Start of LISTED RECORDS

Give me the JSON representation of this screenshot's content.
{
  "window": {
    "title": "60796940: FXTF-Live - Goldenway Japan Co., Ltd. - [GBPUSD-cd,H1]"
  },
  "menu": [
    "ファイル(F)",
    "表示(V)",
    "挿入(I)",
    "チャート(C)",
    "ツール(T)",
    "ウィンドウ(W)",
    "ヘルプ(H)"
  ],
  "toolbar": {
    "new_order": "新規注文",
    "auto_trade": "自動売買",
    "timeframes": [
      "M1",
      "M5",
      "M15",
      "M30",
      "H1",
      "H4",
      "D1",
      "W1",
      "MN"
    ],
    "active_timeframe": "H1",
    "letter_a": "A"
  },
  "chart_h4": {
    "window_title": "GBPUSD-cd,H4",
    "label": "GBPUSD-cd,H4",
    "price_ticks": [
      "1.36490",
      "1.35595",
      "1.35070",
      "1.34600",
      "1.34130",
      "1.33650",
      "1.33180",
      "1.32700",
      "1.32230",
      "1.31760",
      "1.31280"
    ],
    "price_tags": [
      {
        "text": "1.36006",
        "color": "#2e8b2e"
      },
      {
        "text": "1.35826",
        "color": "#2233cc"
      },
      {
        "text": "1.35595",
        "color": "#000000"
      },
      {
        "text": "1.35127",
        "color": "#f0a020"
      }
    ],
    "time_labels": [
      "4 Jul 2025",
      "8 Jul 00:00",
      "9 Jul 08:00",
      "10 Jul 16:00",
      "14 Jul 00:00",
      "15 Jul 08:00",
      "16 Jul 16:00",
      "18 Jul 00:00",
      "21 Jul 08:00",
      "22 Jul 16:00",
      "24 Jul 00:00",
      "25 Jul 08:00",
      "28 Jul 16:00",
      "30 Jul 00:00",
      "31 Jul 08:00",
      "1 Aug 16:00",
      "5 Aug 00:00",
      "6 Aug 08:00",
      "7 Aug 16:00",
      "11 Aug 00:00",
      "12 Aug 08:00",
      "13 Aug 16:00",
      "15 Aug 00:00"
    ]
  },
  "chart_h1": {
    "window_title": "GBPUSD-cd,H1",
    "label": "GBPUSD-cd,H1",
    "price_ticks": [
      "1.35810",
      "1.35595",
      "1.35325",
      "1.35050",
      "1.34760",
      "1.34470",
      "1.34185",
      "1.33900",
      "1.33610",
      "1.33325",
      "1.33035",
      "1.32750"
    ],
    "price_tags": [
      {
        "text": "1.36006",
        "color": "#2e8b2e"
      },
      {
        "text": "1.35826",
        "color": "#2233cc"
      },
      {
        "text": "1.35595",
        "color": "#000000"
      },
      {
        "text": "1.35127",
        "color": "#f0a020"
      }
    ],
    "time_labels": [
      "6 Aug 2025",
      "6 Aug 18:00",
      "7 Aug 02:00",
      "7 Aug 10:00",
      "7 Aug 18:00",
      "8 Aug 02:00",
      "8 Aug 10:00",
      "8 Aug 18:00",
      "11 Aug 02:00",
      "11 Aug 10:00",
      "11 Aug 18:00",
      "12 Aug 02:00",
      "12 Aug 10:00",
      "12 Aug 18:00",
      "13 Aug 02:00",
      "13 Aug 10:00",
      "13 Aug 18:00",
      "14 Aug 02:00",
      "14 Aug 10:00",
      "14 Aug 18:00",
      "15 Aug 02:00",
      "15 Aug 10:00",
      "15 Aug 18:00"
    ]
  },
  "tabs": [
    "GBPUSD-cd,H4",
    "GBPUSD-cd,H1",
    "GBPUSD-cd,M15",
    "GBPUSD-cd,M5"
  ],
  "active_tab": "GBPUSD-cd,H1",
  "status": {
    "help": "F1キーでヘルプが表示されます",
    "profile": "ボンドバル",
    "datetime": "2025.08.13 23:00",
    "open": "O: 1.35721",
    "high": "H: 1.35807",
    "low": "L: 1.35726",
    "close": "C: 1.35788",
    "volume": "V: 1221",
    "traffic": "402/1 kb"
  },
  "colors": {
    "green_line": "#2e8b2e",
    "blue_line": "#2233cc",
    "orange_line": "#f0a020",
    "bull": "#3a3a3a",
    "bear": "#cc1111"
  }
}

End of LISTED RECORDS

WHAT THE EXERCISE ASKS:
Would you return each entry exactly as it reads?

RESPONSE FOR THIS EXERCISE:
Give me the JSON representation of this screenshot's content.
{
  "window": {
    "title": "60796940: FXTF-Live - Goldenway Japan Co., Ltd. - [GBPUSD-cd,H1]"
  },
  "menu": [
    "ファイル(F)",
    "表示(V)",
    "挿入(I)",
    "チャート(C)",
    "ツール(T)",
    "ウィンドウ(W)",
    "ヘルプ(H)"
  ],
  "toolbar": {
    "new_order": "新規注文",
    "auto_trade": "自動売買",
    "timeframes": [
      "M1",
      "M5",
      "M15",
      "M30",
      "H1",
      "H4",
      "D1",
      "W1",
      "MN"
    ],
    "active_timeframe": "H1",
    "letter_a": "A"
  },
  "chart_h4": {
    "window_title": "GBPUSD-cd,H4",
    "label": "GBPUSD-cd,H4",
    "price_ticks": [
      "1.36490",
      "1.35595",
      "1.35070",
      "1.34600",
      "1.34130",
      "1.33650",
      "1.33180",
      "1.32700",
      "1.32230",
      "1.31760",
      "1.31280"
    ],
    "price_tags": [
      {
        "text": "1.36006",
        "color": "#2e8b2e"
      },
      {
        "text": "1.35826",
        "color": "#2233cc"
      },
      {
        "text": "1.35595",
        "color": "#000000"
      },
      {
        "text": "1.35127",
        "color": "#f0a020"
      }
    ],
    "time_labels": [
      "4 Jul 2025",
      "8 Jul 00:00",
      "9 Jul 08:00",
      "10 Jul 16:00",
      "14 Jul 00:00",
      "15 Jul 08:00",
      "16 Jul 16:00",
      "18 Jul 00:00",
      "21 Jul 08:00",
      "22 Jul 16:00",
      "24 Jul 00:00",
      "25 Jul 08:00",
      "28 Jul 16:00",
      "30 Jul 00:00",
      "31 Jul 08:00",
      "1 Aug 16:00",
      "5 Aug 00:00",
      "6 Aug 08:00",
      "7 Aug 16:00",
      "11 Aug 00:00",
      "12 Aug 08:00",
      "13 Aug 16:00",
      "15 Aug 00:00"
    ]
  },
  "chart_h1": {
    "window_title": "GBPUSD-cd,H1",
    "label": "GBPUSD-cd,H1",
    "price_ticks": [
      "1.35810",
      "1.35595",
      "1.35325",
      "1.35050",
      "1.34760",
      "1.34470",
      "1.34185",
      "1.33900",
      "1.33610",
      "1.33325",
      "1.33035",
      "1.32750"
    ],
    "price_tags": [
      {
        "text": "1.36006",
        "color": "#2e8b2e"
      },
      {
        "text": "1.35826",
        "color": "#2233cc"
      },
      {
        "text": "1.35595",
        "color": "#000000"
      },
      {
        "text": "1.35127",
        "color": "#f0a020"
      }
    ],
    "time_labels": [
      "6 Aug 2025",
      "6 Aug 18:00",
      "7 Aug 02:00",
      "7 Aug 10:00",
      "7 Aug 18:00",
      "8 Aug 02:00",
      "8 Aug 10:00",
      "8 Aug 18:00",
      "11 Aug 02:00",
      "11 Aug 10:00",
      "11 Aug 18:00",
      "12 Aug 02:00",
      "12 Aug 10:00",
      "12 Aug 18:00",
      "13 Aug 02:00",
      "13 Aug 10:00",
      "13 Aug 18:00",
      "14 Aug 02:00",
      "14 Aug 10:00",
      "14 Aug 18:00",
      "15 Aug 02:00",
      "15 Aug 10:00",
      "15 Aug 18:00"
    ]
  },
  "tabs": [
    "GBPUSD-cd,H4",
    "GBPUSD-cd,H1",
    "GBPUSD-cd,M15",
    "GBPUSD-cd,M5"
  ],
  "active_tab": "GBPUSD-cd,H1",
  "status": {
    "help": "F1キーでヘルプが表示されます",
    "profile": "ボンドバル",
    "datetime": "2025.08.13 23:00",
    "open": "O: 1.35721",
    "high": "H: 1.35807",
    "low": "L: 1.35726",
    "close": "C: 1.35788",
    "volume": "V: 1221",
    "traffic": "402/1 kb"
  },
  "colors": {
    "green_line": "#2e8b2e",
    "blue_line": "#2233cc",
    "orange_line": "#f0a020",
    "bull": "#3a3a3a",
    "bear": "#cc1111"
  }
}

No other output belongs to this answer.